Treasury Says Mnuchin's Travel Expenses Are 'Prudent,' Lower Than Obama's Officials

Treasury Secretary Steven Mnuchin has not misspent taxpayer dollars, and his travel expenses are actually lower than Obama-administration officials who held the same post, the Treasury said Friday. However, the department's watchdog said that Mnuchin's travel expense justification could use "more detail and rigor."

The department, which manages government revenue, was responding to a report issued on Thursday by the left-leaning watchdog group Citizens for Responsibility and Ethics in Washington (CREW). The group published Treasury emails and other documents obtained through a lawsuit that showed Mnuchin spent $1 million on eight flights on military planes between spring and fall of last year.

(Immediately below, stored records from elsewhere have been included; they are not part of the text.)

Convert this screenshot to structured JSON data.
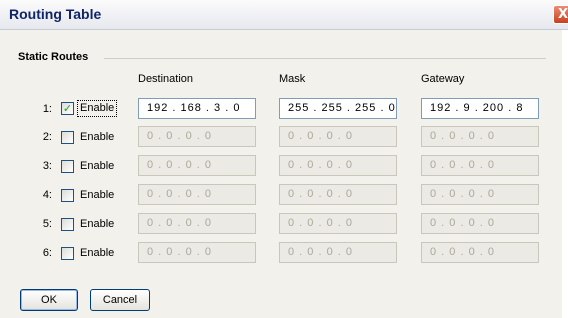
{
  "window": {
    "title": "Routing Table",
    "close_glyph": "X"
  },
  "section": {
    "title": "Static Routes"
  },
  "columns": {
    "destination": "Destination",
    "mask": "Mask",
    "gateway": "Gateway"
  },
  "enable_label": "Enable",
  "rows": [
    {
      "num": "1:",
      "enabled": true,
      "check": "✓",
      "destination": "192 . 168 .  3  .  0",
      "mask": "255 . 255 . 255 .  0",
      "gateway": "192 .  9  . 200 .  8"
    },
    {
      "num": "2:",
      "enabled": false,
      "check": "",
      "destination": "0  .  0  .  0  .  0",
      "mask": "0  .  0  .  0  .  0",
      "gateway": "0  .  0  .  0  .  0"
    },
    {
      "num": "3:",
      "enabled": false,
      "check": "",
      "destination": "0  .  0  .  0  .  0",
      "mask": "0  .  0  .  0  .  0",
      "gateway": "0  .  0  .  0  .  0"
    },
    {
      "num": "4:",
      "enabled": false,
      "check": "",
      "destination": "0  .  0  .  0  .  0",
      "mask": "0  .  0  .  0  .  0",
      "gateway": "0  .  0  .  0  .  0"
    },
    {
      "num": "5:",
      "enabled": false,
      "check": "",
      "destination": "0  .  0  .  0  .  0",
      "mask": "0  .  0  .  0  .  0",
      "gateway": "0  .  0  .  0  .  0"
    },
    {
      "num": "6:",
      "enabled": false,
      "check": "",
      "destination": "0  .  0  .  0  .  0",
      "mask": "0  .  0  .  0  .  0",
      "gateway": "0  .  0  .  0  .  0"
    }
  ],
  "buttons": {
    "ok": "OK",
    "cancel": "Cancel"
  },
  "colors": {
    "title_text": "#10246a",
    "check_mark": "#21a121",
    "close_button": "#c6411f"
  }
}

The secretary's travel expenses came under fire along with several other Trump cabinet members and officials in recent months, and were reviewed by the Treasury's Office of Inspector General last fall.

U.S. Secretary of Treasury Steve Mnuchin during a Senate Finance Committee hearing concerning fiscal year 2018 budget proposals for the Department of Treasury and tax reform, in Washington, D.C., on May 25, 2017. Drew Angerer/Getty Images

Yet his travel costs are less than Obama's Treasury officials, the Treasury told Newsweek Friday. "Secretary Mnuchin's 2017 official travel totaled $1.2 million, substantially less than the $2.8 million his predecessor in the Obama administration averaged annually," said Tony Sayegh, the Treasury's assistant secretary for public affairs, in a statement responding to CREW's findings.

"Both figures," Sayegh explained, "represent the cost to the government for commercial and government air travel, train travel, hotels, vehicles and other costs for the secretaries and their security and traveling staff." That means former President Barack Obama's Treasury secretaries Timothy Geithner and Jack Lew spent more than twice as much traveling each year than Mnuchin.

Read more: Ryan Zinke spent $139K on doors—here are all the Trump officials accused of misspending taxpayer dollars

But CREW stood by its question as to why Mnuchin needed a military jet to transport himself and his wife, Louise Linton, "when a readily available commercial flight would have saved thousands of dollars" for taxpayers.

"As we noted in our report, the issue is not just the dollar figure, but the trend by the Secretary to choose the most expensive travel options," wrote Jordan Libowitz, CREW's communications director, in an email to Newsweek.

We got records breaking down nearly a million dollars in military flights by Treasury Secretary Steven Mnuchin. Here's where he went:

— Citizens for Ethics (@CREWcrew) March 15, 2018

The documents CREW obtained, he said, showed the Mnuchin "office's preference to spend tens of thousands of dollars to fly in a G-IV private jet when significantly less expensive options were available," citing the secretary's $26,953 trip to Miami. Libowitz said that Mnuchin was different from previous secretaries in "that he does not appear to consider flying commercial domestically, something his predecessors did."

The Treasury defended the travel, stating that a review launched by the department's Office of Inspector General (OIG) found the military flights necessary because the secretary is "required by applicable authority and policy to have access to secure communications at a high level of classification at all times."

The OIG launched the review last summer after receiving complaints about Mnuchin's flight with his wife on a military aircraft to visit Fort Knox, and view the solar eclipse, last August. Following media inquiries, the review was later expanded to include other trips.

The Treasury pointed out Friday that the review, which was completed on October 4, found "no violation of law, regulation, or ethics requirements" on Mnuchin's part during that trip and a series of others. "The documents CREW cites are the same documents that were examined by Treasury's inspector general in his review of Treasury's travel," a Treasury spokesperson said, stating that they showed Mnuchin had been "prudent" with taxpayer money.

While the OIG did not find any wrongdoing in the documents it reviewed, Rich Delmar, counsel to the Treasury's OIG, said the watchdog's report "stated that the justifications provided by the Department and accepted by the White House in the requests we reviewed could have incorporated more detail and rigor."

In a statement Thursday, CREW said it found that "none of the requests for White House Mission designation" made by the Treasury for Mnuchin's flights explained whether those flights were explicitly authorized by the president.

"We are in the process of reviewing the documents cited in the CREW article to determine if they fully comport with the body of information we obtained last year," Delmar said.